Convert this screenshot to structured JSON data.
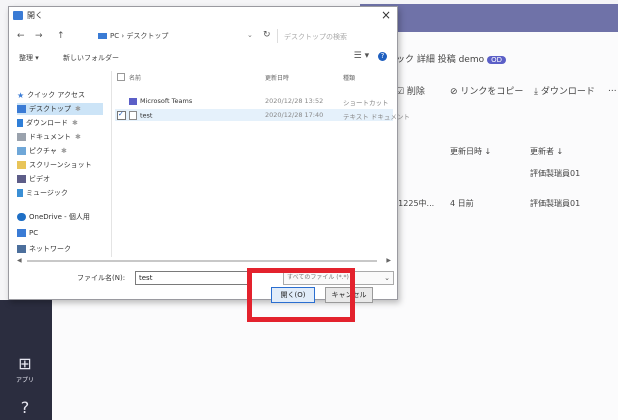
{
  "app": {
    "tabs": {
      "text": "ック 詳細 投稿 demo",
      "badge": "OD"
    },
    "toolbar": {
      "delete": "☑ 削除",
      "copy_link": "⊘ リンクをコピー",
      "download": "⤓ ダウンロード",
      "more": "..."
    },
    "columns": {
      "modified": "更新日時 ↓",
      "modified_by": "更新者 ↓"
    },
    "rows": [
      {
        "name": "",
        "modified": "",
        "modified_by": "評価製瑞員01"
      },
      {
        "name": "_201225中...",
        "modified": "4 日前",
        "modified_by": "評価製瑞員01"
      }
    ],
    "rail": {
      "apps_label": "アプリ",
      "help_glyph": "?"
    }
  },
  "dialog": {
    "title": "開く",
    "close": "×",
    "nav_back": "←",
    "nav_forward": "→",
    "nav_up": "↑",
    "path": "PC › デスクトップ",
    "path_dropdown": "⌄",
    "refresh": "↻",
    "search_placeholder": "デスクトップの検索",
    "commands": {
      "organize": "整理 ▾",
      "new_folder": "新しいフォルダー"
    },
    "view_icons": "☰ ▾",
    "help": "?",
    "nav_items": [
      {
        "label": "クイック アクセス",
        "icon": "star-icon"
      },
      {
        "label": "デスクトップ",
        "icon": "desktop-icon"
      },
      {
        "label": "ダウンロード",
        "icon": "download-icon"
      },
      {
        "label": "ドキュメント",
        "icon": "documents-icon"
      },
      {
        "label": "ピクチャ",
        "icon": "pictures-icon"
      },
      {
        "label": "スクリーンショット",
        "icon": "folder-icon"
      },
      {
        "label": "ビデオ",
        "icon": "videos-icon"
      },
      {
        "label": "ミュージック",
        "icon": "music-icon"
      },
      {
        "label": "OneDrive - 個人用",
        "icon": "cloud-icon"
      },
      {
        "label": "PC",
        "icon": "pc-icon"
      },
      {
        "label": "ネットワーク",
        "icon": "network-icon"
      }
    ],
    "columns": {
      "name": "名前",
      "modified": "更新日時",
      "type": "種類"
    },
    "files": [
      {
        "name": "Microsoft Teams",
        "modified": "2020/12/28 13:52",
        "type": "ショートカット",
        "checked": false
      },
      {
        "name": "test",
        "modified": "2020/12/28 17:40",
        "type": "テキスト ドキュメント",
        "checked": true
      }
    ],
    "filename_label": "ファイル名(N):",
    "filename_value": "test",
    "filetype_value": "すべてのファイル (*.*)",
    "open_button": "開く(O)",
    "cancel_button": "キャンセル"
  },
  "colors": {
    "highlight": "#e3222d",
    "accent": "#3a7bd5",
    "teams_header": "#6f72a8"
  }
}
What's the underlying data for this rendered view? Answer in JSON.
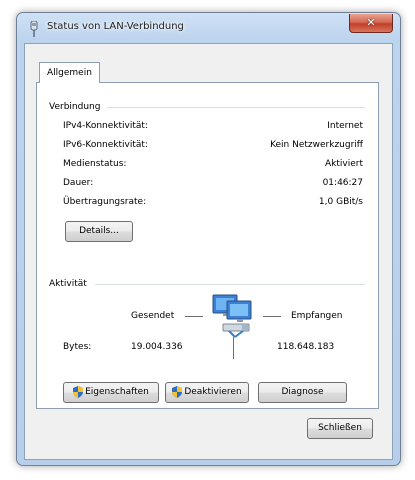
{
  "window": {
    "title": "Status von LAN-Verbindung",
    "close_label": "✕"
  },
  "tabs": [
    {
      "label": "Allgemein",
      "selected": true
    }
  ],
  "connection": {
    "title": "Verbindung",
    "rows": [
      {
        "label": "IPv4-Konnektivität:",
        "value": "Internet"
      },
      {
        "label": "IPv6-Konnektivität:",
        "value": "Kein Netzwerkzugriff"
      },
      {
        "label": "Medienstatus:",
        "value": "Aktiviert"
      },
      {
        "label": "Dauer:",
        "value": "01:46:27"
      },
      {
        "label": "Übertragungsrate:",
        "value": "1,0 GBit/s"
      }
    ],
    "details_button": "Details..."
  },
  "activity": {
    "title": "Aktivität",
    "sent_label": "Gesendet",
    "received_label": "Empfangen",
    "bytes_label": "Bytes:",
    "bytes_sent": "19.004.336",
    "bytes_received": "118.648.183"
  },
  "actions": {
    "properties": "Eigenschaften",
    "disable": "Deaktivieren",
    "diagnose": "Diagnose"
  },
  "footer": {
    "close_button": "Schließen"
  },
  "colors": {
    "titlebar": "#b7cfea",
    "close_red": "#c0402a",
    "panel_bg": "#ffffff",
    "client_bg": "#f0f0f0",
    "group_line": "#d5dfe5"
  },
  "icons": {
    "title": "network-plug-icon",
    "activity": "network-computers-icon",
    "shield": "uac-shield-icon"
  }
}
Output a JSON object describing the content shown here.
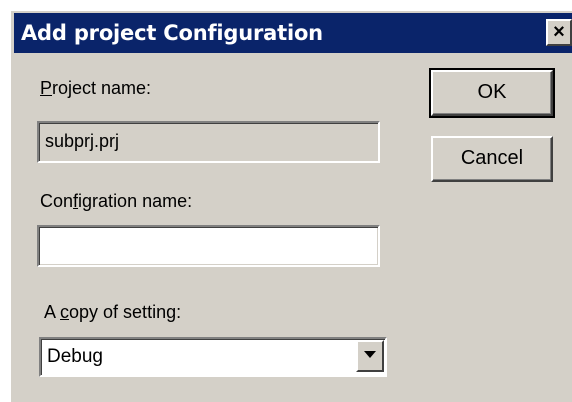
{
  "window": {
    "title": "Add project Configuration",
    "close_glyph": "×"
  },
  "form": {
    "project_name_label_pre": "",
    "project_name_label_key": "P",
    "project_name_label_post": "roject name:",
    "project_name_value": "subprj.prj",
    "config_name_label_pre": "Con",
    "config_name_label_key": "f",
    "config_name_label_post": "igration name:",
    "config_name_value": "",
    "copy_label_pre": "A ",
    "copy_label_key": "c",
    "copy_label_post": "opy of setting:",
    "copy_selected": "Debug"
  },
  "buttons": {
    "ok": "OK",
    "cancel": "Cancel"
  },
  "icons": {
    "close": "close-icon",
    "dropdown": "chevron-down-icon"
  },
  "colors": {
    "titlebar": "#0a246a",
    "dialog_face": "#d4d0c8"
  }
}
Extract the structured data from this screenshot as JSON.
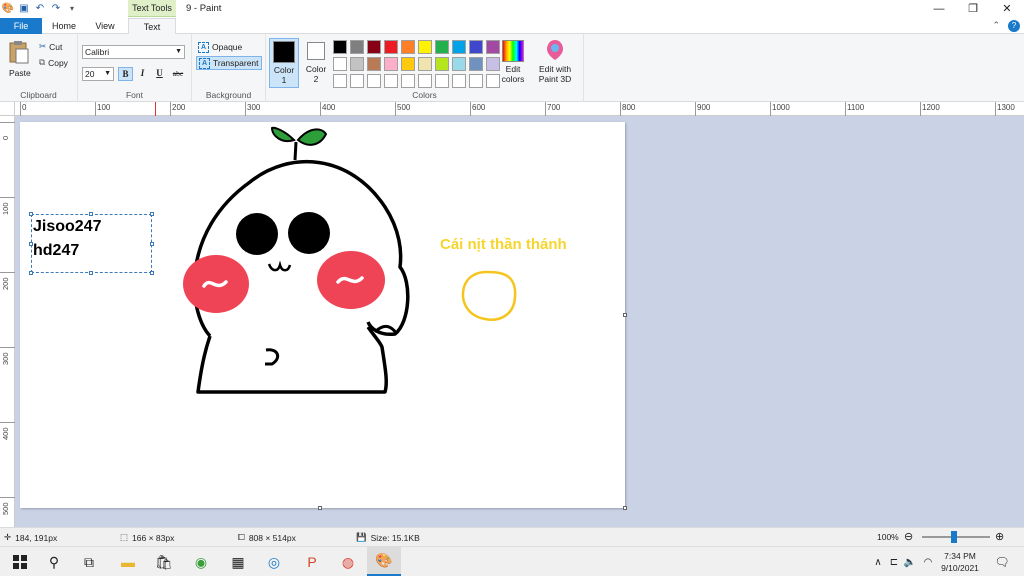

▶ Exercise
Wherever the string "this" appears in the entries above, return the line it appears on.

▶ Your response
Convert this screenshot to structured JSON data.
What's the underlying data for this rendered view? Answer in JSON.
Extract the structured data from this screenshot as JSON.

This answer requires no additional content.